For Peep’s first exhibition, Portals, three artists are brought together: Kieran Riley Abbott (Philadelphia, PA), Alex Jackson (Philadelphia, PA), and Ellen Siebers (Hudson, NY). Using the languages of painting and printmaking, the works are tied together thematically through portals – which they use to invite us in.
Kieran Riley Abbott’s plaster monotypes are perhaps the most literal depictions of portals among the three artists. However, upon closer inspection, the details within her grid-like patterns complicate our understanding of the portal as common iconography. The smears and tiny imperfections created by her transfer process of crayon to wet hydrocal plaster serve to entice us, pulling us in for a closer look. In her latest pieces, broken fragments are embedded delicately onto larger surfaces; sometimes the fragments help continue the line work of the larger image, and at other times they disrupt the image completely, creating a new pattern. These patterns form the foundation for Portals, and are the visual link between Kieran’s monotypes, Ellen’s paintings, and Alex’s Drawings.
Alex Jackson’s drawings are portals into the broad and creative universe that is the engine for much of his work. Although his world sometimes mirrors our own, it is much closer to science fiction and fantasy than reality. Gridded bodies move through walls (although sometimes get stuck half way), babies can fly, perspective is distorted and mythical beings called “Lookers” eat everything they see. This world is both terrifying and fascinating. The environment and characters within his drawings have a total confidence in their autonomy, so we do not question their existence but instead end up questioning the logic of our own world.

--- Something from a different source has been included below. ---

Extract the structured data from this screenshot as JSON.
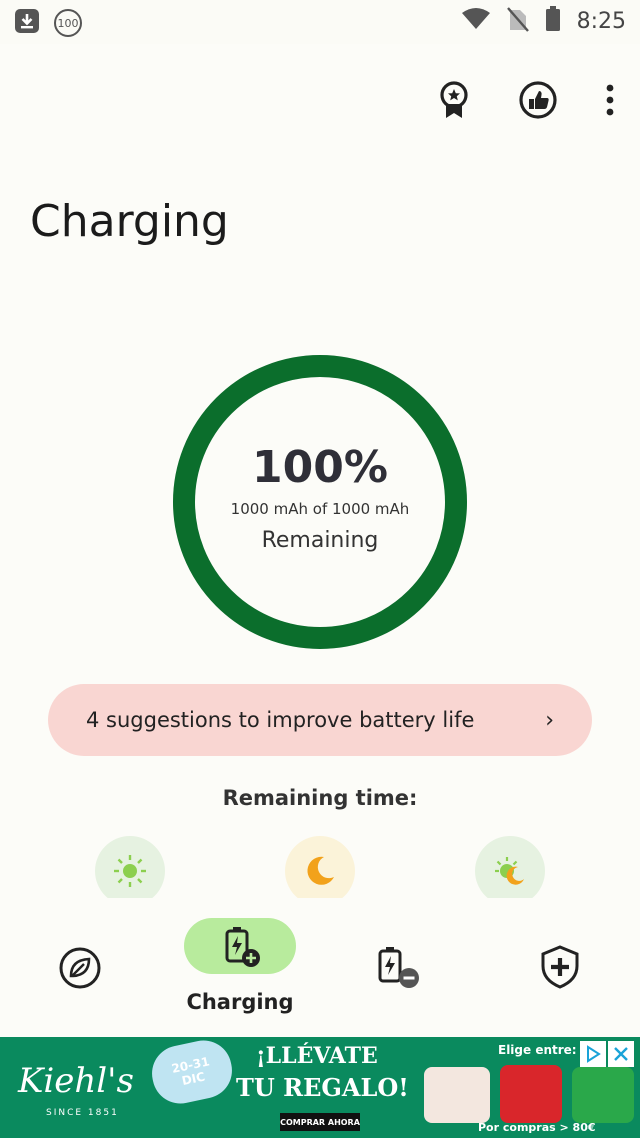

Ellen Siebers’ intimate paintings are windows into her everyday experiences and physical environment, which she is able to make both recognizable and unfamiliar. A great pleasure can be derived from examining Ellen’s work, as the viewer must attempt to decode the mysterious mimetic details she has painted. She is able to make a game out of the simple act of looking. At first glance we see something familiar from the natural world, but the longer we look, the more her painterly marks construct their own meaning